With sunlight fading and a storm approaching, I finally admitted it.
"I think we're going the wrong way," I said to my companions.
On most hikes, that's not a big deal. But this wasn't most hikes; it was the Timberline Trail, the grueling, 40-mile trek that circumnavigates Mount Hood. It's arguably the most intense backpacking trip you can find near Portland.
Most hikers spend four or five days backpacking it, typically starting and ending at the Timberline Lodge Trailhead. But the length is only part of the challenge. The trail climbs towering ridges, plunges into deep ravines, and traverses snowfields far above the timberline.
Few Portlanders have completed the trail, and not just because it requires 9,000 feet of vertical. In 2006, a flow of ice and rocks in the Eliot Glacier field, on the eastern slope of the mountain, took out a vital part of the loop. The trail only reopened this summer, more than a decade later. Given the climbs and glaciers, it remains one of the state's most notorious backpacking challenges—in August, two young women backpacking the trail never made it back.
With summer near its end, I wanted to give it a try with my sister and girlfriend. We'd trekked all around Mount Hood's wilderness, but had been mystified by photos and stories of the Timberline Trail. So we drove to the lodge and set off with packs stuffed above our heads.
The trail was blazed more than 80 years ago, but it never stays the same for long, as roaring glacial rapids frequently wash out portions of the trail, forcing hikers to scramble up dangerous and rocky terrain. Even after being reconnected at Eliot Creek, the trail still lacks sufficient markers, leaving hikers to guess whether or not they are on the right track.
That's exactly where we found ourselves on our second day of the hike, around mile 18 of 40. We walked under McNeil Point, between the peak and Bull Run Reservoir on the northwest side of the mountain, and crossed a popular camping area where trails diverged in every direction, making it hard to delineate the true path. I bushwhacked and scrambled, convinced that we had stayed on course.

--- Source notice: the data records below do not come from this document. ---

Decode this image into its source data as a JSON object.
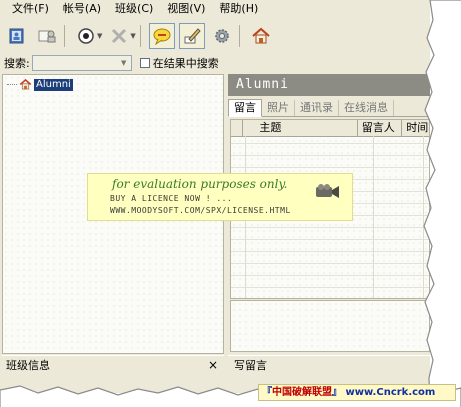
{
  "menubar": {
    "items": [
      "文件(F)",
      "帐号(A)",
      "班级(C)",
      "视图(V)",
      "帮助(H)"
    ]
  },
  "toolbar": {
    "buttons": [
      "address-book-icon",
      "contact-icon",
      "eye-icon",
      "delete-icon",
      "chat-icon",
      "edit-icon",
      "gear-icon",
      "home-icon"
    ]
  },
  "search": {
    "label": "搜索:",
    "value": "",
    "checkbox_label": "在结果中搜索"
  },
  "tree": {
    "root_label": "Alumni"
  },
  "left_footer": {
    "title": "班级信息",
    "close": "×"
  },
  "right_panel": {
    "header": "Alumni",
    "tabs": [
      "留言",
      "照片",
      "通讯录",
      "在线消息"
    ],
    "columns": [
      "主题",
      "留言人",
      "时间"
    ]
  },
  "right_footer": {
    "title": "写留言"
  },
  "watermark": {
    "line1": "for evaluation purposes only.",
    "line2": "BUY A LICENCE NOW ! ...",
    "line3": "WWW.MOODYSOFT.COM/SPX/LICENSE.HTML"
  },
  "credit": {
    "open": "『",
    "name": "中国破解联盟",
    "close": "』",
    "url": "www.Cncrk.com"
  },
  "colors": {
    "window_bg": "#ece9d8",
    "header_bg": "#8c8c84",
    "selection": "#1c3e7a",
    "watermark_bg": "#ffffc0"
  }
}
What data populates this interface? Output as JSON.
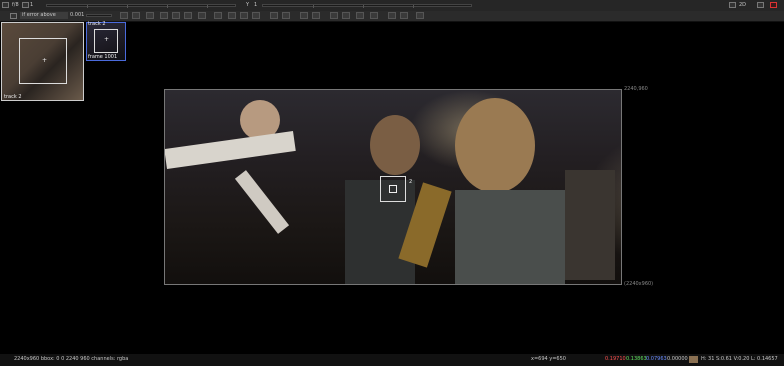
{
  "topbar": {
    "channel_value": "f/8",
    "frame_value": "1",
    "y_label": "Y",
    "y_value": "1",
    "view_mode": "2D"
  },
  "toolbar": {
    "blend_mode": "if error above",
    "gain_value": "0.001"
  },
  "thumbnails": [
    {
      "label": "track 2"
    },
    {
      "label": "track 2",
      "sublabel": "frame 1001"
    }
  ],
  "viewer": {
    "format_top": "2240,960",
    "format_bottom": "(2240x960)",
    "tracker_label": "2"
  },
  "statusbar": {
    "info": "2240x960  bbox: 0 0 2240 960 channels: rgba",
    "coords": "x=694 y=650",
    "r": "0.19710",
    "g": "0.13863",
    "b": "0.07963",
    "a": "0.00000",
    "hsvl": "H: 31 S:0.61 V:0.20  L: 0.14657",
    "colors": {
      "r": "#ff5050",
      "g": "#5fe05f",
      "b": "#6a8cff",
      "swatch": "#8a7052"
    }
  }
}
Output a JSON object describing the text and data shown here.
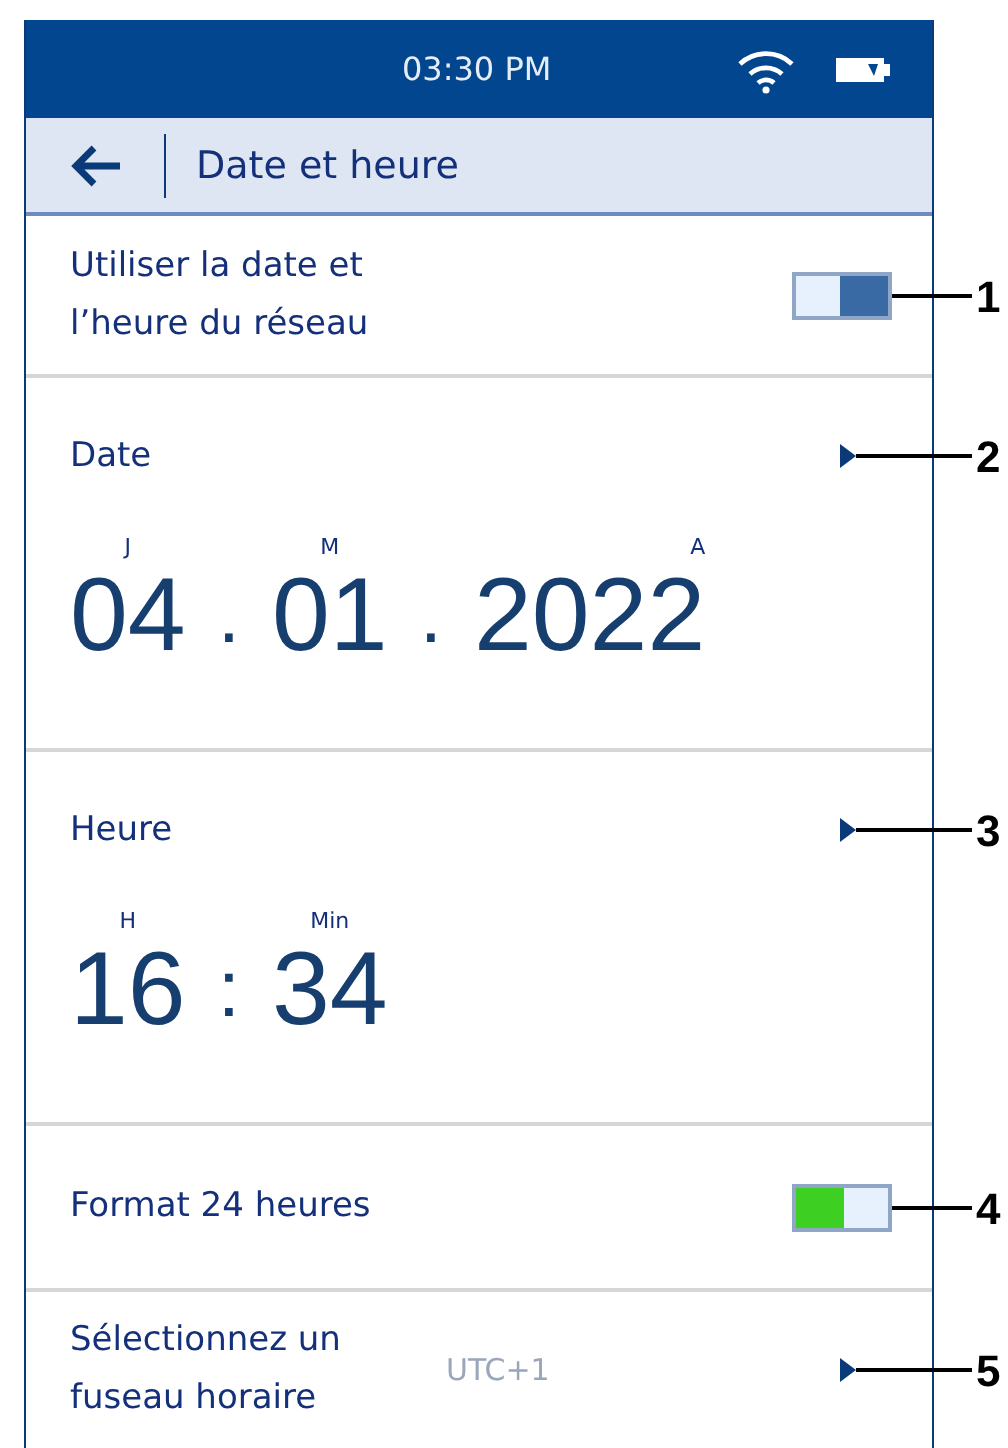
{
  "status_bar": {
    "time": "03:30 PM"
  },
  "header": {
    "title": "Date et heure"
  },
  "network_time": {
    "label": "Utiliser la date et l’heure du réseau",
    "on": false
  },
  "date": {
    "label": "Date",
    "fields": [
      {
        "unit": "J",
        "value": "04"
      },
      {
        "unit": "M",
        "value": "01"
      },
      {
        "unit": "A",
        "value": "2022"
      }
    ],
    "separator": "."
  },
  "time": {
    "label": "Heure",
    "fields": [
      {
        "unit": "H",
        "value": "16"
      },
      {
        "unit": "Min",
        "value": "34"
      }
    ],
    "separator": ":"
  },
  "format_24h": {
    "label": "Format 24 heures",
    "on": true
  },
  "timezone": {
    "label": "Sélectionnez un fuseau horaire",
    "value": "UTC+1"
  },
  "callouts": [
    "1",
    "2",
    "3",
    "4",
    "5"
  ]
}
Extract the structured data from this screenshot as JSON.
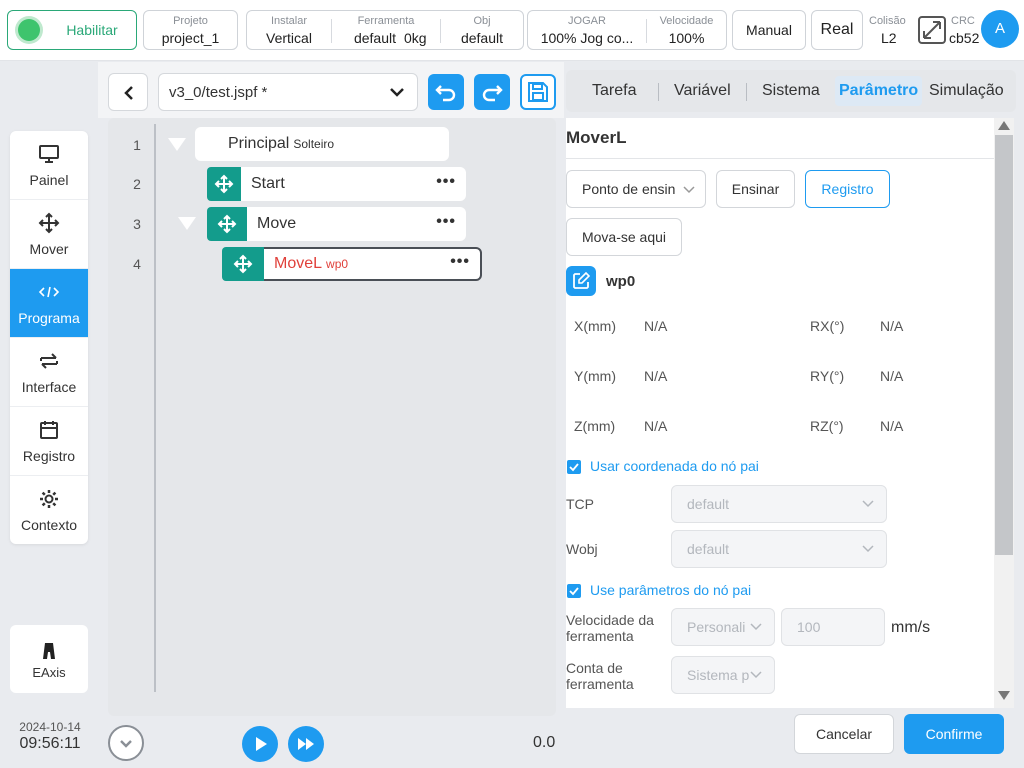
{
  "topbar": {
    "enable_label": "Habilitar",
    "project_key": "Projeto",
    "project_value": "project_1",
    "install_key": "Instalar",
    "install_value": "Vertical",
    "tool_key": "Ferramenta",
    "tool_value": "default",
    "tool_mass": "0kg",
    "obj_key": "Obj",
    "obj_value": "default",
    "play_key": "JOGAR",
    "play_value": "100%  Jog co...",
    "speed_key": "Velocidade",
    "speed_value": "100%",
    "mode_button": "Manual",
    "real_button": "Real",
    "collision_key": "Colisão",
    "collision_value": "L2",
    "crc_key": "CRC",
    "crc_value": "cb52",
    "avatar_letter": "A"
  },
  "nav": {
    "items": [
      {
        "label": "Painel",
        "icon": "monitor-icon"
      },
      {
        "label": "Mover",
        "icon": "move-arrows-icon"
      },
      {
        "label": "Programa",
        "icon": "code-icon"
      },
      {
        "label": "Interface",
        "icon": "swap-icon"
      },
      {
        "label": "Registro",
        "icon": "calendar-icon"
      },
      {
        "label": "Contexto",
        "icon": "gear-icon"
      }
    ],
    "active": "Programa",
    "eaxis_label": "EAxis"
  },
  "datetime": {
    "date": "2024-10-14",
    "time": "09:56:11"
  },
  "editor": {
    "filename": "v3_0/test.jspf *",
    "lines": [
      "1",
      "2",
      "3",
      "4"
    ],
    "nodes": [
      {
        "name": "Principal",
        "sub": "Solteiro"
      },
      {
        "name": "Start"
      },
      {
        "name": "Move"
      },
      {
        "name": "MoveL",
        "sub": "wp0"
      }
    ],
    "more_glyph": "•••",
    "speed_readout": "0.0"
  },
  "tabs": [
    "Tarefa",
    "Variável",
    "Sistema",
    "Parâmetro",
    "Simulação"
  ],
  "active_tab": "Parâmetro",
  "param": {
    "title": "MoverL",
    "teach_point_select": "Ponto de ensin",
    "teach_button": "Ensinar",
    "record_button": "Registro",
    "move_here_button": "Mova-se aqui",
    "waypoint": "wp0",
    "coords": [
      {
        "k": "X(mm)",
        "v": "N/A"
      },
      {
        "k": "RX(°)",
        "v": "N/A"
      },
      {
        "k": "Y(mm)",
        "v": "N/A"
      },
      {
        "k": "RY(°)",
        "v": "N/A"
      },
      {
        "k": "Z(mm)",
        "v": "N/A"
      },
      {
        "k": "RZ(°)",
        "v": "N/A"
      }
    ],
    "use_parent_coord": "Usar coordenada do nó pai",
    "tcp_label": "TCP",
    "tcp_value": "default",
    "wobj_label": "Wobj",
    "wobj_value": "default",
    "use_parent_params": "Use parâmetros do nó pai",
    "tool_speed_label_1": "Velocidade da",
    "tool_speed_label_2": "ferramenta",
    "tool_speed_mode": "Personali",
    "tool_speed_value": "100",
    "tool_speed_unit": "mm/s",
    "tool_account_label_1": "Conta de",
    "tool_account_label_2": "ferramenta",
    "tool_account_value": "Sistema p"
  },
  "footer": {
    "cancel": "Cancelar",
    "confirm": "Confirme"
  },
  "colors": {
    "accent": "#1e9bf0",
    "teal": "#139c8c",
    "green": "#2aa878",
    "error_red": "#e0403a"
  }
}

"We're heading downhill!" my sister called out from behind—a clear mistake, she felt in her gut.
"It's fine," I insisted, continuing to follow the descending path. We patiently trekked farther and deeper in the wrong direction, searching for a turn that never came.
It had been a hard day, but not as hard as admitting that I had led us in the wrong direction. I looked to my partners behind me, their eyebrows furrowed, frustrated at the wasted effort.
"I'll run ahead and see where it leads," I said, holding onto the idea that maybe, just maybe, I was not mistaken at all and we were on the right path.
Counting my bounds, I jogged a half-mile down the trail and arrived at a peak that should not have been there. I kept going, hoping that I would run into someone I could consult. At one point I thought I saw a jacket, but it was just the fluffy white plant called grandfather's beard.
A knot formed deep in my gut. I felt utterly alone in this quiet, untrammeled land, and finally gave in. I turned back. Beaten, I saw my companions in the dim light, their faces showing their fatigue.
"We have to turn back, it's the wrong way!" I yelled from a safe distance, expecting ridicule. None was received. It was a blow that took a lot out of us, one that had pushed us to our limits, but my companions forgave me.
Hiking back up to where we thought we had diverged, we plopped down and made camp for the night, not willing to take another step in those exhausting last few hours of the day.
Throughout the night, the rain poured down. I had no tent nor a tarp, just a sleeping bag and a mat. Rain dripped onto my bag, and wind ripped through the trees above, tossing the limbs violently as I lay curled up trying to stay warm.
The next morning, with our clothes still damp from the night before, we started again, this time finding the path. That day, we were heading to the trail's highest point: Lamberson Spur, 7,300 feet.
As the air grew thinner, climbing higher in this austere, glacial country, we left behind all plants but the most fiercely determined. Fog once again engulfed us. We tramped across slippery snowfields, holding each other tightly, with sudden death lurking inches to our left.
We hiked over the high point then down Gnarl Ridge, our knees nearly giving out with every pounding step. I felt as though each bone in my battered body was on the verge of snapping.
Falling to our backs at night's camp, we watched as the sky cleared. It was Aug. 13, the night of the Perseid meteor shower. Other campers cheered as the meteors began to rain down, but I was far too exhausted to care. I couldn't hold my eyes open long enough to catch a glimpse.
I shivered through our last night on the mountain and awoke to a luminous, blue sky. Looking north, I saw Hood standing tall and peacefully. Despite all the pain, and the adverse trail conditions, I smiled as we strolled by magnificent waterfalls on that last bright day.
We all burst into childlike laughter as we trotted through fields and fields of flowers.
Sighs and groans echoed, more laughter rang out, and tears welled in our eyes as we caught sight of the car.